©2017Latitude 38 Media, LLC

We eventually got in touch with Don Whelan of Harken to describe our problem with an exact description of the ‘thingamajig’ we needed that, you know, goes on the side of a mainsheet block. With appropriate questions narrowing the options he figured out exactly what we needed, and, once acquired, the project took all of five minutes.   

We recently asked more enterprising and skilled sailors about major DIY projects and received replies about some pretty ambitious projects that we’ll share later. On the other end of the spectrum: Is anyone out there using these sunny days to fix a few of these ‘temporary fixes’ that might otherwise last the life of your boat? Let us know. (Reminder: Thin nylon cord and duct tape always make great Christmas presents.)
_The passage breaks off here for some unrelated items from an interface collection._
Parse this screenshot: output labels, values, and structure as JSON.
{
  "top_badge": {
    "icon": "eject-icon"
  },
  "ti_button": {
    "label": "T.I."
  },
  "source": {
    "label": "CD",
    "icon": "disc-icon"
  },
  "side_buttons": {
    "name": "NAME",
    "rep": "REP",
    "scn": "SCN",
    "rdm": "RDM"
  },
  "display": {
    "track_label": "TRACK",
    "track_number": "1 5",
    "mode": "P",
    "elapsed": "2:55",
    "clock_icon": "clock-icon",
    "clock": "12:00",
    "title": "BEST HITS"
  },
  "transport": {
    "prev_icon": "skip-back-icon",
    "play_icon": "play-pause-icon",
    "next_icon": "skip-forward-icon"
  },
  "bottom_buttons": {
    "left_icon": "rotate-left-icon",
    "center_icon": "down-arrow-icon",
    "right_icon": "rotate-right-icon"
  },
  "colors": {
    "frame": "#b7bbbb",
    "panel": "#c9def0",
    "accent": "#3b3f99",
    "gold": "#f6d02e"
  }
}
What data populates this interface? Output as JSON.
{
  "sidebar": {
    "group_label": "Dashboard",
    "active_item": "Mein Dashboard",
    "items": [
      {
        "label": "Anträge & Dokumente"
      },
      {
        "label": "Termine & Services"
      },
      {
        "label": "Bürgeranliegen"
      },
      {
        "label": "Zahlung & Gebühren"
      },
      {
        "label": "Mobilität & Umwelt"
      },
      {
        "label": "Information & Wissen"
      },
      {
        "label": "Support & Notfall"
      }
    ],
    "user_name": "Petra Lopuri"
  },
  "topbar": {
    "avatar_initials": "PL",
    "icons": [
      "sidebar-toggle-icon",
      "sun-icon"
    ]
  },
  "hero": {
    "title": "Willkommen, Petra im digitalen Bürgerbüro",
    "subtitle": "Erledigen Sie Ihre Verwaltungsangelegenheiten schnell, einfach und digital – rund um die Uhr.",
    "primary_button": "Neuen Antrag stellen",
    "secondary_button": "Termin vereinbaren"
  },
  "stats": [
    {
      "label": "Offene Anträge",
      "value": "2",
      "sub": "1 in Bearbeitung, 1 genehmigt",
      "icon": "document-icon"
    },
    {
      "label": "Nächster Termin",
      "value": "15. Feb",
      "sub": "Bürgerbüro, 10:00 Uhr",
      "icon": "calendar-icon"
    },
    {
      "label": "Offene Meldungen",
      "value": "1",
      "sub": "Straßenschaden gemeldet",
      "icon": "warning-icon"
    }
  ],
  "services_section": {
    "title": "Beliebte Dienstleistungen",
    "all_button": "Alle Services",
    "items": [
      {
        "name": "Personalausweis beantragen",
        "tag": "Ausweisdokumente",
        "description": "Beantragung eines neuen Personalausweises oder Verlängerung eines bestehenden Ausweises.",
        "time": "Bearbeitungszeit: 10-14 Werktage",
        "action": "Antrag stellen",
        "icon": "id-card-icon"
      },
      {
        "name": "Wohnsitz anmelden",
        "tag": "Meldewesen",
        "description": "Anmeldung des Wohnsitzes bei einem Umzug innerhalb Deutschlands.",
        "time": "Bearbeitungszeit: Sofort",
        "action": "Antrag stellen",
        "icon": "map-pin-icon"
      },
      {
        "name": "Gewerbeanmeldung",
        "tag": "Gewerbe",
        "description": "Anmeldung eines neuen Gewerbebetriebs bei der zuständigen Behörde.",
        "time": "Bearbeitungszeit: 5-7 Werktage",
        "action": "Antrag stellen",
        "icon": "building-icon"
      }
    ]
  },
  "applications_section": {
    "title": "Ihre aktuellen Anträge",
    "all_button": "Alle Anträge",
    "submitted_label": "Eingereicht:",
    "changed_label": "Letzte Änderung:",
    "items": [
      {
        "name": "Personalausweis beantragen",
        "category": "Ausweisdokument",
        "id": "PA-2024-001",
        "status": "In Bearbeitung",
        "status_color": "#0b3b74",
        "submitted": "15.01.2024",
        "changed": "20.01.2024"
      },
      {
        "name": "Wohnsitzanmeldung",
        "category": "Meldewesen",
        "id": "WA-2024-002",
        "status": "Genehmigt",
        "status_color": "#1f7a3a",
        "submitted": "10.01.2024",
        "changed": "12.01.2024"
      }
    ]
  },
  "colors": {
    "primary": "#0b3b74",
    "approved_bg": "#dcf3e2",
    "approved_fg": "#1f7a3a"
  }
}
We swore we’d fix it right away but it was working and there were other things to do. Now we’re trying to remember, did that happen last summer or two summers ago?

Reader Jan Passion — who sometimes captains the famed Golden Rule — submitted this picture of the Freda B back in October, when the days were about an hour longer and the temperatures noticeably warmer.
Rob Densem, the general manager for Farrier Marine wrote on Sunday: “It is with a heavy heart that I tell you Ian Farrier passed away in San Francisco on his way back from the USA yesterday.
On a recent trip to Southeast Asia, we spent a few days on the small island of Koh Rong Sanloem, about 12 miles to the east of Sihanoukville in the southern part of Cambodia.
Ready or not, here it comes. And like it or not, the law mandating the California Boater Card is going into effect on January 1, 2018.